While watching a recent World War II documentary, I noticed the U.S. flag with 48 stars in a 6x8 matrix. Of course now we have 50 stars, with alternating rows of five and six. This raises several questions. When we add a state, who makes the decision on how the stars will be arranged? Is there a Senate subcommittee on star arrangement? Or is it done by some bureaucratic pencil pusher — another example of the American public having no say in matters of national importance? Finally, if the District of Columbia becomes a state, how the heck would one arrange the stars? Isn't this the real reason D.C. will never become a state?
Illustration by Slug Signorino
Could be — I always thought that fear-of-Jesse-Jackson-as-U.S.- senator stuff was a smokescreen. Fortunately, I have solved the problem. But first some facts.
The general appearance of the flag — 13 stripes, a star for each state, etc. — was set by Congress in 1818. The star arrangement, however, is up to the President. The deliberations within the Eisenhower administration on this burning issue prior to the admission of Alaska and Hawaii were cloaked in secrecy. So we don’t know if Ike convened a late-night cabinet meeting, consulted experts in the science of tesselation (mosaic pattern arrangement), or just worked it out himself with David’s blocks. No matter — in the end, it was a completely arbitrary exercise of presidential power.
Undemocratic? Sure, but if you’d seen the cockeyed suggestions sent in by the public, you’d say it was just as well. Stars in star patterns, stars spelling out U.S.A. — one shudders. In fact, until relatively recent times, half-arsed star arrangement has been something of a national curse. At the Battle of Guilford Court House in North Carolina in 1781, American troops carried a banner with 13 stars in a dweebish arrangement of two rows of four, one row of three, and the remaining two stars shoehorned in one above the other on the far right. Worse, the flag had alternating red-and-blue stripes, with blue eight-pointed stars arranged on a white field. Not surprisingly, the troops obliged to fight under this pathetic rag got massacred. I’d have been too embarrassed even to show up.

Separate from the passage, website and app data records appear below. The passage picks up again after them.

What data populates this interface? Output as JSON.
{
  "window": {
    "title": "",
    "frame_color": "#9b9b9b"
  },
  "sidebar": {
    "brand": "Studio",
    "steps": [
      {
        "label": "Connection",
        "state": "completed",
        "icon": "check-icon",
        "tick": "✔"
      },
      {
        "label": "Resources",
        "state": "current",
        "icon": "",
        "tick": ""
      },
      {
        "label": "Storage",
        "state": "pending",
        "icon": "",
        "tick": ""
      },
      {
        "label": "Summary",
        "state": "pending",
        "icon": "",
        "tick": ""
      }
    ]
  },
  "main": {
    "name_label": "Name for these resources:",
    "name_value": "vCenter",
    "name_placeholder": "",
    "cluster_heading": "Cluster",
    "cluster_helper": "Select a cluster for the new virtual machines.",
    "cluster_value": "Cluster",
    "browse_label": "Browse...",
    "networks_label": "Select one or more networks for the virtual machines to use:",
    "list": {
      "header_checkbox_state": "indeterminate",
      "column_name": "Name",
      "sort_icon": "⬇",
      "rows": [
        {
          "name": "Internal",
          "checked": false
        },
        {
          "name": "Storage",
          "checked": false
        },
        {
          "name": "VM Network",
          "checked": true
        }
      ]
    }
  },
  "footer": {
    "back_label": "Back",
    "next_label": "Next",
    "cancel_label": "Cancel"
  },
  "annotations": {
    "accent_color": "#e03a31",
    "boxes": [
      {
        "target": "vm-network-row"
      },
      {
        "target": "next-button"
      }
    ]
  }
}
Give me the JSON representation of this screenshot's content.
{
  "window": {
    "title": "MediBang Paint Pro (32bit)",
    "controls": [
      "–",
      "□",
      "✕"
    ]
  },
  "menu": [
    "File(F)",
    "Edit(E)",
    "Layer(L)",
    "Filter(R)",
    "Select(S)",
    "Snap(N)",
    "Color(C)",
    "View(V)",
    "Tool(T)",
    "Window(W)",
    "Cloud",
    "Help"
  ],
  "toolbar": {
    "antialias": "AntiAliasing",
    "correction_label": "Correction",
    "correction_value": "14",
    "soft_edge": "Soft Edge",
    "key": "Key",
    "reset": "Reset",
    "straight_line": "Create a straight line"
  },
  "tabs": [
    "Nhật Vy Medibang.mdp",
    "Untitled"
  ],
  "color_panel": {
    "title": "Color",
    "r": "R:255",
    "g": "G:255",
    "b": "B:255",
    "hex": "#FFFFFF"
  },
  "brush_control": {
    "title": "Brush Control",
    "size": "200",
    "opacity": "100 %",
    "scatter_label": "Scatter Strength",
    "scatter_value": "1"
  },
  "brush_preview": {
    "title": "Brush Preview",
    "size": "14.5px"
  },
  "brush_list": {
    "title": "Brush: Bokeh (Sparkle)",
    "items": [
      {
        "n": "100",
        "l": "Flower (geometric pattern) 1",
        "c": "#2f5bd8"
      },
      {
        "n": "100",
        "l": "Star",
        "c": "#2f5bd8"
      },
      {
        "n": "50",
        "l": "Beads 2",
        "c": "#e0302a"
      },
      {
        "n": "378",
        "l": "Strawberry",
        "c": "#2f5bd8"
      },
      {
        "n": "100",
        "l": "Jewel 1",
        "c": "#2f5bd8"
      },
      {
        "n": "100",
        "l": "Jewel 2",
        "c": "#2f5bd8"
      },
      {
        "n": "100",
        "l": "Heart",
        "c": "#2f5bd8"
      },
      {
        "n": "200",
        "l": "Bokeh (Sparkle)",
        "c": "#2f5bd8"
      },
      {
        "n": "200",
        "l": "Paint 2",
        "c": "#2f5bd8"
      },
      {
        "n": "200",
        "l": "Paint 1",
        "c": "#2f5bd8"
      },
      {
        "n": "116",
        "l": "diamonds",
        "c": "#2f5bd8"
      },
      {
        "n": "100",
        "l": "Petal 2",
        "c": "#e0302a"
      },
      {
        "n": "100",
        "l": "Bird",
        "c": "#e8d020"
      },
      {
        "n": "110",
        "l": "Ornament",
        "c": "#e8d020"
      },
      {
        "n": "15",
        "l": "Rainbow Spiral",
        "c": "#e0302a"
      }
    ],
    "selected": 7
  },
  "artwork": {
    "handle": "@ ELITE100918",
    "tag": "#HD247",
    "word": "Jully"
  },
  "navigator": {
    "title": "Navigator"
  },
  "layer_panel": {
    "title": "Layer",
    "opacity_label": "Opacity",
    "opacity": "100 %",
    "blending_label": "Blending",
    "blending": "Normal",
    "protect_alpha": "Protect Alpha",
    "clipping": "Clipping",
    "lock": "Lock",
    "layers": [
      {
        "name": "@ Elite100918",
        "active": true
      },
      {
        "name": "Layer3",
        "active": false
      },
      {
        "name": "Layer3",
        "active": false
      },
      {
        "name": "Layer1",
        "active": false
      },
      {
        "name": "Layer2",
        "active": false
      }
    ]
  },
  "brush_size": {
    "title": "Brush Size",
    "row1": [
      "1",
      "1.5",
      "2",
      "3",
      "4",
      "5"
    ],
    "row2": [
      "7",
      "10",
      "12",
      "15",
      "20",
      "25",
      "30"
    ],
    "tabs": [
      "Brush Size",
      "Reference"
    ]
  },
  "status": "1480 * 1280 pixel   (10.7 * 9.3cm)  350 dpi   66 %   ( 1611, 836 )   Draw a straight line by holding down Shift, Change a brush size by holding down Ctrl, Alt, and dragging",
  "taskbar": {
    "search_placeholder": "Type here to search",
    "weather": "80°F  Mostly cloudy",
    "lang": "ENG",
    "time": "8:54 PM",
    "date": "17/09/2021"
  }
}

Things did not improve as time went on. The 31-star flag that Commodore Matthew Perry sailed into Tokyo harbor with in 1853 had five vertical columns of five plus one dippy- looking column of six crammed in on the extreme left. Even stranger was the 33-star flag that flew over Fort Sumter at the start of the Civil War in 1861 (actually there were 34 states at the time — they weren’t big on details then). It had an indescribable mess of stars that can only be attributed to hallucinogenic molds in the hardtack.

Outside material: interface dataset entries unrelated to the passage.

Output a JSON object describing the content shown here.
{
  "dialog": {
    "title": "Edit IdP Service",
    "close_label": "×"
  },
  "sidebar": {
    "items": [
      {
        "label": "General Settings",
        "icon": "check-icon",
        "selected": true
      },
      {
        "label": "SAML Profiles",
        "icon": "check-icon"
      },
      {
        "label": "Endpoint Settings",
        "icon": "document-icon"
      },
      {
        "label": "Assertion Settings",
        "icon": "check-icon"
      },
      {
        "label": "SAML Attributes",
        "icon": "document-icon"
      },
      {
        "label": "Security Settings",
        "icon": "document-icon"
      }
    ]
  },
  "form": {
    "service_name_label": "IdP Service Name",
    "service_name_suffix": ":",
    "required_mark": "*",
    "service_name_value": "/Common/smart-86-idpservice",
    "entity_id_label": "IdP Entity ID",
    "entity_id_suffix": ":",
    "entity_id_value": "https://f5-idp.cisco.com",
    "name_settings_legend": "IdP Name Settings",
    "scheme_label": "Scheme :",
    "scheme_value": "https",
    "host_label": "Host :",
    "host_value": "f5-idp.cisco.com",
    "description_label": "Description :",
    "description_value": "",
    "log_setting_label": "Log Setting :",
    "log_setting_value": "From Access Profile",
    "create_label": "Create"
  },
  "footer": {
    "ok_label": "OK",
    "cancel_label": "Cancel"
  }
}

Luckily, today we’ve got people like me to keep things on a professional basis. A 51-star flag? No prob. When President Quayle calls in 1997, I’ll tell him to make it six rows with alternating rows of nine and eight. For 52 stars try eight rows, alternating six and seven, and for 53 seven rows, alternating eight and seven. That takes care of D.C. and Puerto Rico and leaves us a spare for emergencies. Semper paratus, that’s me.
By the way, Cecil, the expert to consult on flag design wouldn’t be a tesselationist but a vexillologist — a flag scientist.
Peter, haven’t you ever heard of getting the right guy for the right job? If we wanted to exchange idle gossip about flags, or discuss flag lore, or tell flag jokes, a vexillologist would be fine. When it comes to star arrangement, however, you want an expert in two-dimensional patterns — a tesselationist.
Send questions to Cecil via firstname.lastname@example.org.